Show every line of the data that contains the string "Accusé".

··· RECORDS ···

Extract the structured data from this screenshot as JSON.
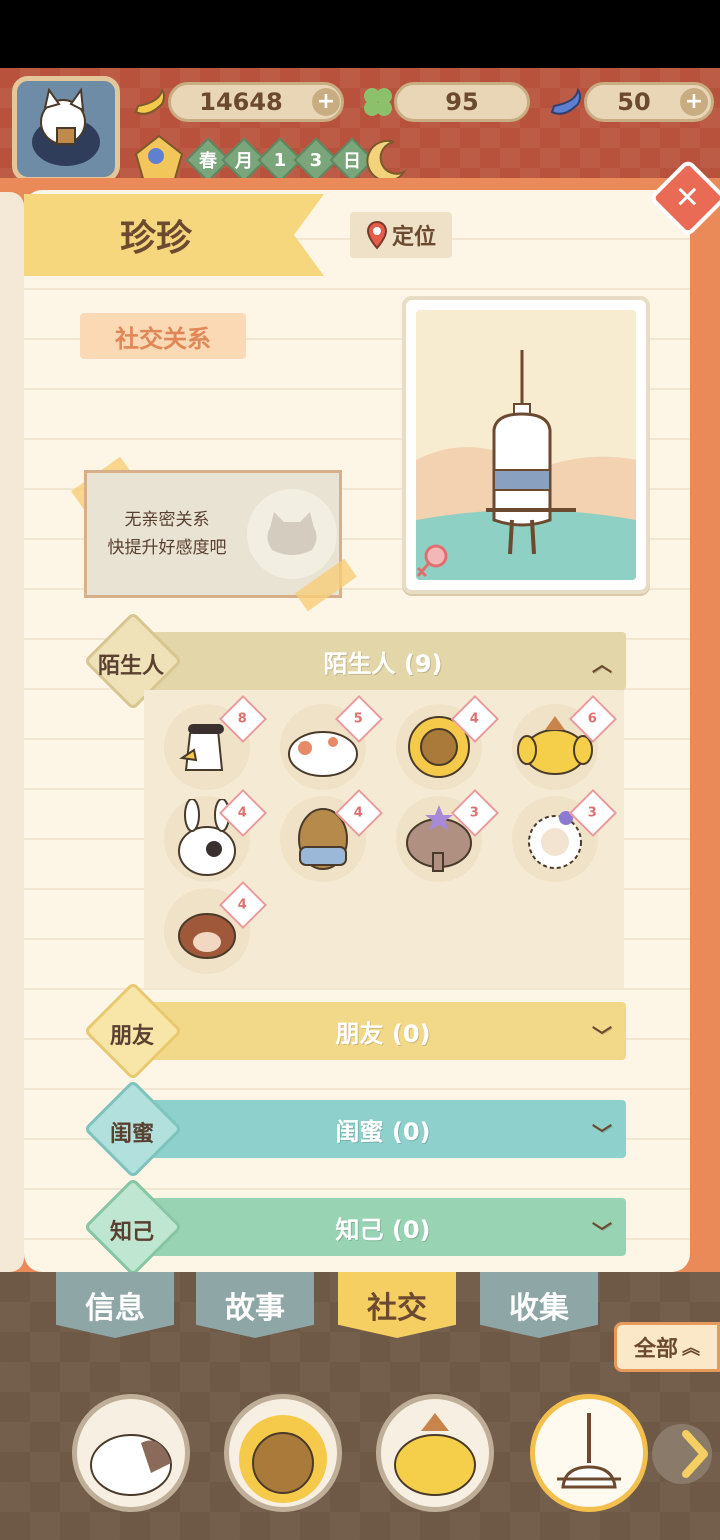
{
  "hud": {
    "bananas": "14648",
    "clovers": "95",
    "blue_bananas": "50",
    "date": [
      "春",
      "月",
      "1",
      "3",
      "日"
    ]
  },
  "character": {
    "name": "珍珍",
    "locate_label": "定位"
  },
  "social": {
    "section_label": "社交关系",
    "no_relation_line1": "无亲密关系",
    "no_relation_line2": "快提升好感度吧"
  },
  "categories": {
    "stranger": {
      "tag": "陌生人",
      "title": "陌生人 (9)"
    },
    "friend": {
      "tag": "朋友",
      "title": "朋友 (0)"
    },
    "bestie": {
      "tag": "闺蜜",
      "title": "闺蜜 (0)"
    },
    "soulmate": {
      "tag": "知己",
      "title": "知己 (0)"
    }
  },
  "strangers": [
    {
      "icon": "bird-npc-icon",
      "hearts": "8"
    },
    {
      "icon": "cat-npc-icon",
      "hearts": "5"
    },
    {
      "icon": "sunflower-npc-icon",
      "hearts": "4"
    },
    {
      "icon": "dog-npc-icon",
      "hearts": "6"
    },
    {
      "icon": "rabbit-npc-icon",
      "hearts": "4"
    },
    {
      "icon": "potato-npc-icon",
      "hearts": "4"
    },
    {
      "icon": "elephant-npc-icon",
      "hearts": "3"
    },
    {
      "icon": "sheep-npc-icon",
      "hearts": "3"
    },
    {
      "icon": "beaver-npc-icon",
      "hearts": "4"
    }
  ],
  "tabs": {
    "info": "信息",
    "story": "故事",
    "social": "社交",
    "collect": "收集"
  },
  "all_button": "全部",
  "colors": {
    "accent": "#e98a58",
    "stranger_bar": "#e3d6a8",
    "friend_bar": "#f2d98a",
    "bestie_bar": "#8ed0cc",
    "soulmate_bar": "#98d4b4"
  }
}
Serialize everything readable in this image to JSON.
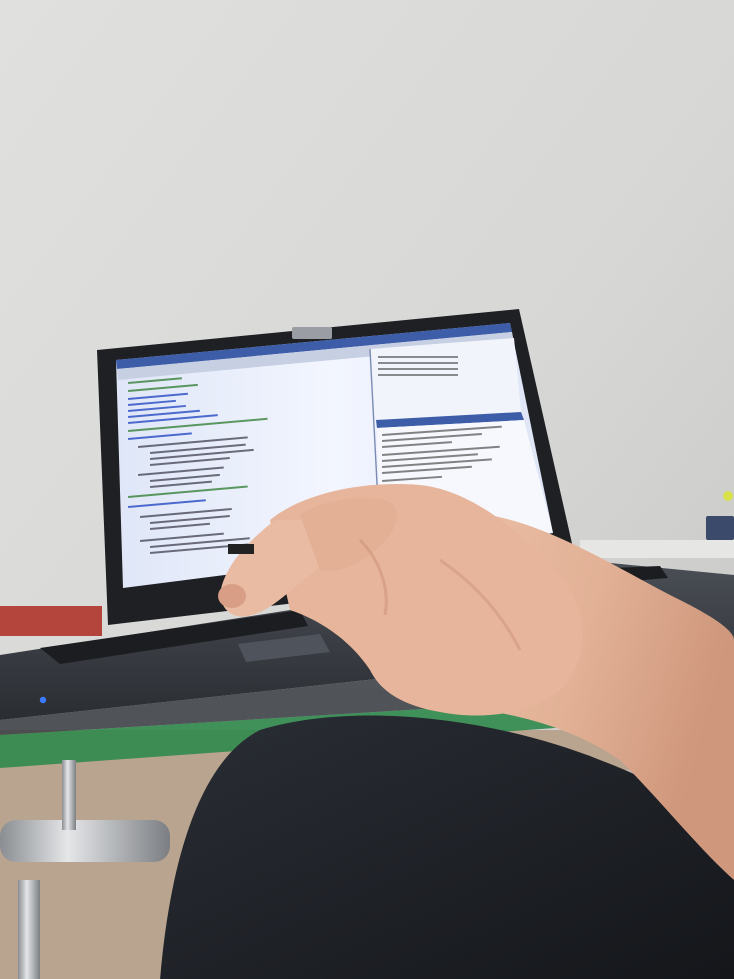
{
  "scene": {
    "kind": "photo",
    "subject": "laptop-on-glass-desk-with-hand"
  },
  "colors": {
    "wall": "#d6d6d4",
    "wall_shadow": "#c9c9c8",
    "laptop_body": "#2b2e33",
    "laptop_deck": "#3d4046",
    "screen_glow": "#e8eefc",
    "editor_blue": "#3d5da8",
    "skin": "#e6b8a0",
    "skin_shadow": "#c98d75",
    "jeans": "#1c1f24",
    "glass_edge": "#2f8a4c",
    "chrome": "#b9bbbe",
    "power_led": "#3a7bff"
  },
  "screen": {
    "keyword_color": "#1a3fbf",
    "comment_color": "#2b7a2b"
  }
}
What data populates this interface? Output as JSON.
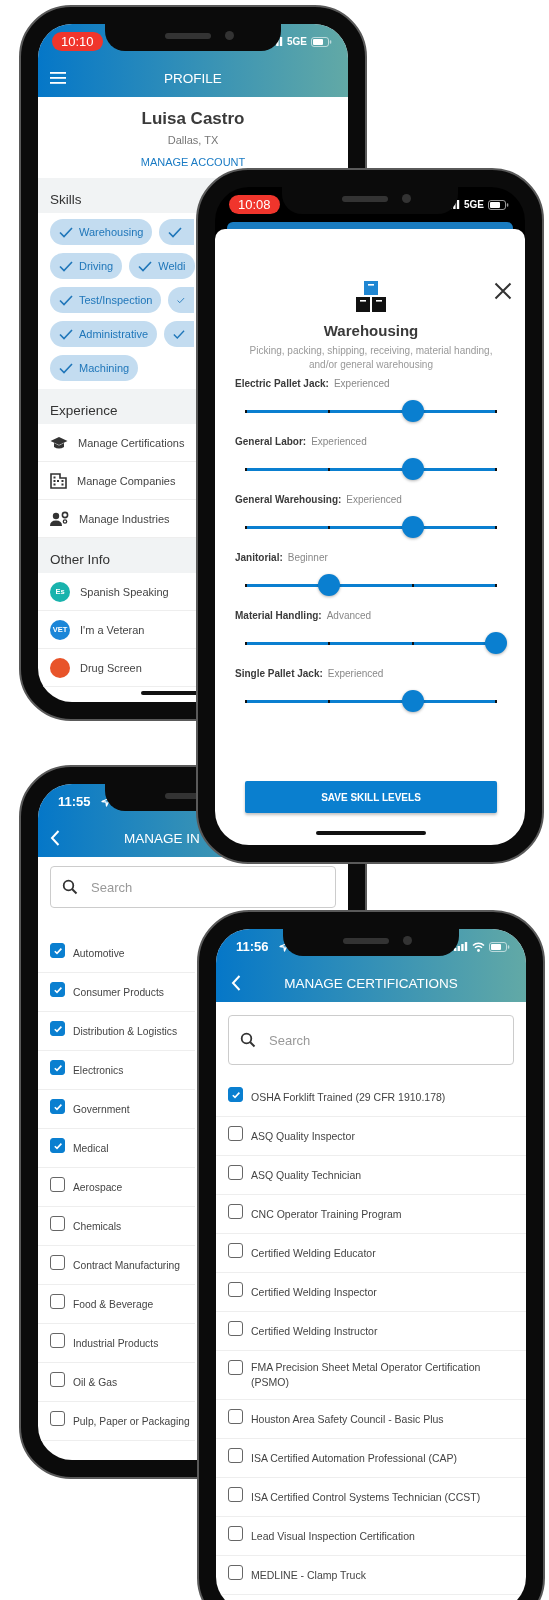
{
  "profile_screen": {
    "status": {
      "time": "10:10",
      "alert": true,
      "network": "5GE"
    },
    "title": "PROFILE",
    "name": "Luisa Castro",
    "location": "Dallas, TX",
    "account_link": "MANAGE ACCOUNT",
    "skills": {
      "title": "Skills",
      "rows": [
        {
          "chips": [
            {
              "label": "Warehousing",
              "checked": true
            },
            {
              "checked": true
            }
          ]
        },
        {
          "chips": [
            {
              "label": "Driving",
              "checked": true
            },
            {
              "label": "Weldi",
              "checked": true
            }
          ]
        },
        {
          "chips": [
            {
              "label": "Test/Inspection",
              "checked": true
            },
            {
              "checked": true
            }
          ]
        },
        {
          "chips": [
            {
              "label": "Administrative",
              "checked": true
            },
            {
              "checked": true
            }
          ]
        },
        {
          "chips": [
            {
              "label": "Machining",
              "checked": true
            }
          ]
        }
      ]
    },
    "experience": {
      "title": "Experience",
      "items": [
        {
          "label": "Manage Certifications"
        },
        {
          "label": "Manage Companies"
        },
        {
          "label": "Manage Industries"
        }
      ]
    },
    "other_info": {
      "title": "Other Info",
      "items": [
        {
          "label": "Spanish Speaking",
          "badge": "Es",
          "color": "#19b3ad"
        },
        {
          "label": "I'm a Veteran",
          "badge": "VET",
          "color": "#1b86d8"
        },
        {
          "label": "Drug Screen",
          "color": "#e8542a"
        }
      ]
    }
  },
  "skill_modal": {
    "status": {
      "time": "10:08",
      "alert": true,
      "network": "5GE"
    },
    "title": "Warehousing",
    "description": "Picking, packing, shipping, receiving, material handing, and/or general warehousing",
    "skills": [
      {
        "name": "Electric Pallet Jack:",
        "reading": "Experienced",
        "level": 0.667
      },
      {
        "name": "General Labor:",
        "reading": "Experienced",
        "level": 0.667
      },
      {
        "name": "General Warehousing:",
        "reading": "Experienced",
        "level": 0.667
      },
      {
        "name": "Janitorial:",
        "reading": "Beginner",
        "level": 0.333
      },
      {
        "name": "Material Handling:",
        "reading": "Advanced",
        "level": 1
      },
      {
        "name": "Single Pallet Jack:",
        "reading": "Experienced",
        "level": 0.667
      }
    ],
    "save_button": "SAVE SKILL LEVELS"
  },
  "industries_screen": {
    "status": {
      "time": "11:55",
      "alert": false,
      "location": true
    },
    "title": "MANAGE IN",
    "search": {
      "placeholder": "Search"
    },
    "items": [
      {
        "label": "Automotive",
        "checked": true
      },
      {
        "label": "Consumer Products",
        "checked": true
      },
      {
        "label": "Distribution & Logistics",
        "checked": true
      },
      {
        "label": "Electronics",
        "checked": true
      },
      {
        "label": "Government",
        "checked": true
      },
      {
        "label": "Medical",
        "checked": true
      },
      {
        "label": "Aerospace",
        "checked": false
      },
      {
        "label": "Chemicals",
        "checked": false
      },
      {
        "label": "Contract Manufacturing",
        "checked": false
      },
      {
        "label": "Food & Beverage",
        "checked": false
      },
      {
        "label": "Industrial Products",
        "checked": false
      },
      {
        "label": "Oil & Gas",
        "checked": false
      },
      {
        "label": "Pulp, Paper or Packaging",
        "checked": false
      }
    ]
  },
  "certifications_screen": {
    "status": {
      "time": "11:56",
      "alert": false,
      "location": true,
      "wifi": true
    },
    "title": "MANAGE CERTIFICATIONS",
    "search": {
      "placeholder": "Search"
    },
    "items": [
      {
        "label": "OSHA Forklift Trained (29 CFR 1910.178)",
        "checked": true
      },
      {
        "label": "ASQ Quality Inspector",
        "checked": false
      },
      {
        "label": "ASQ Quality Technician",
        "checked": false
      },
      {
        "label": "CNC Operator Training Program",
        "checked": false
      },
      {
        "label": "Certified Welding Educator",
        "checked": false
      },
      {
        "label": "Certified Welding Inspector",
        "checked": false
      },
      {
        "label": "Certified Welding Instructor",
        "checked": false
      },
      {
        "label": "FMA Precision Sheet Metal Operator Certification (PSMO)",
        "checked": false
      },
      {
        "label": "Houston Area Safety Council - Basic Plus",
        "checked": false
      },
      {
        "label": "ISA Certified Automation Professional (CAP)",
        "checked": false
      },
      {
        "label": "ISA Certified Control Systems Technician (CCST)",
        "checked": false
      },
      {
        "label": "Lead Visual Inspection Certification",
        "checked": false
      },
      {
        "label": "MEDLINE - Clamp Truck",
        "checked": false
      }
    ]
  }
}
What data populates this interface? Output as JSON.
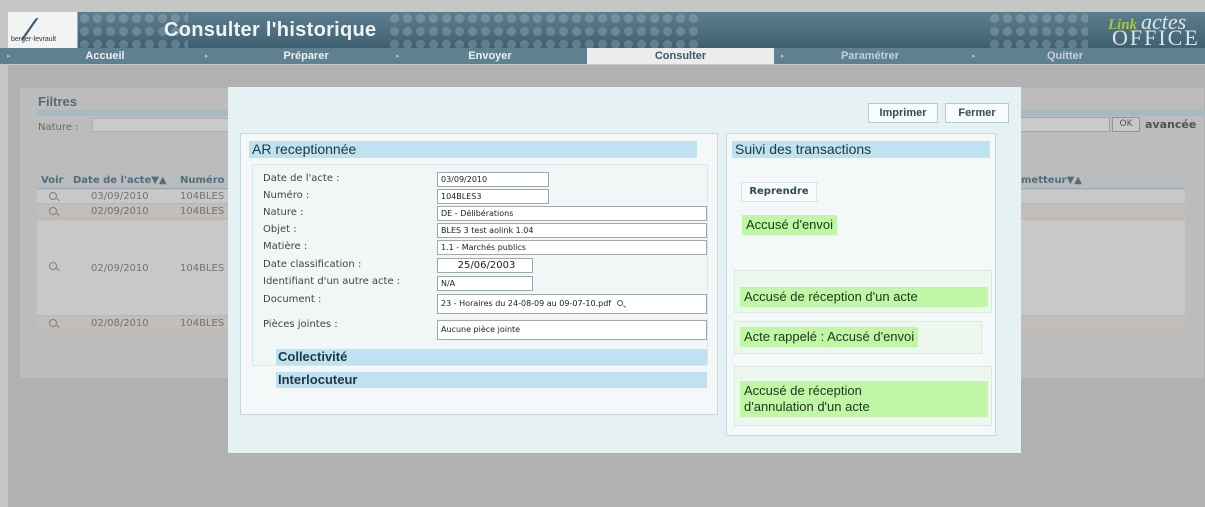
{
  "header": {
    "brand": "berger-levrault",
    "title": "Consulter l'historique",
    "product_link": "Link",
    "product_actes": "actes",
    "product_office": "OFFICE"
  },
  "nav": {
    "accueil": "Accueil",
    "preparer": "Préparer",
    "envoyer": "Envoyer",
    "consulter": "Consulter",
    "parametrer": "Paramétrer",
    "quitter": "Quitter",
    "separator": "▸"
  },
  "filters": {
    "title": "Filtres",
    "nature_label": "Nature :",
    "ok_label": "OK",
    "advanced_label": "avancée"
  },
  "table": {
    "headers": {
      "voir": "Voir",
      "date": "Date de l'acte▼▲",
      "numero": "Numéro",
      "emetteur": "metteur▼▲"
    },
    "rows": [
      {
        "date": "03/09/2010",
        "numero": "104BLES"
      },
      {
        "date": "02/09/2010",
        "numero": "104BLES"
      },
      {
        "date": "02/09/2010",
        "numero": "104BLES"
      },
      {
        "date": "02/08/2010",
        "numero": "104BLES"
      }
    ]
  },
  "modal": {
    "print_label": "Imprimer",
    "close_label": "Fermer",
    "ar_title": "AR receptionnée",
    "fields": [
      {
        "label": "Date de l'acte :",
        "value": "03/09/2010"
      },
      {
        "label": "Numéro :",
        "value": "104BLES3"
      },
      {
        "label": "Nature :",
        "value": "DE - Délibérations"
      },
      {
        "label": "Objet :",
        "value": "BLES 3 test aolink 1.04"
      },
      {
        "label": "Matière :",
        "value": "1.1 - Marchés publics"
      },
      {
        "label": "Date classification :",
        "value": "25/06/2003"
      },
      {
        "label": "Identifiant d'un autre acte :",
        "value": "N/A"
      },
      {
        "label": "Document :",
        "value": "23 - Horaires du 24-08-09 au 09-07-10.pdf"
      },
      {
        "label": "Pièces jointes :",
        "value": "Aucune pièce jointe"
      }
    ],
    "collectivite_label": "Collectivité",
    "interlocuteur_label": "Interlocuteur",
    "suivi_title": "Suivi des transactions",
    "reprendre_label": "Reprendre",
    "transactions": [
      {
        "label": "Accusé d'envoi"
      },
      {
        "label": "Accusé de réception d'un acte"
      },
      {
        "label": "Acte rappelé : Accusé d'envoi"
      },
      {
        "label": "Accusé de réception\nd'annulation d'un acte"
      }
    ]
  },
  "colors": {
    "header_bg": "#4f7080",
    "nav_bg": "#5f8090",
    "section_title_bg": "#bfe2f1",
    "transaction_bg": "#bff7a6",
    "modal_bg": "#e6f1f4"
  }
}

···

- **PROBLEM SOLUTION**
        "label": "Accusé d'envoi"
        "label": "Accusé de réception d'un acte"
        "label": "Acte rappelé : Accusé d'envoi"
        "label": "Accusé de réception\nd'annulation d'un acte"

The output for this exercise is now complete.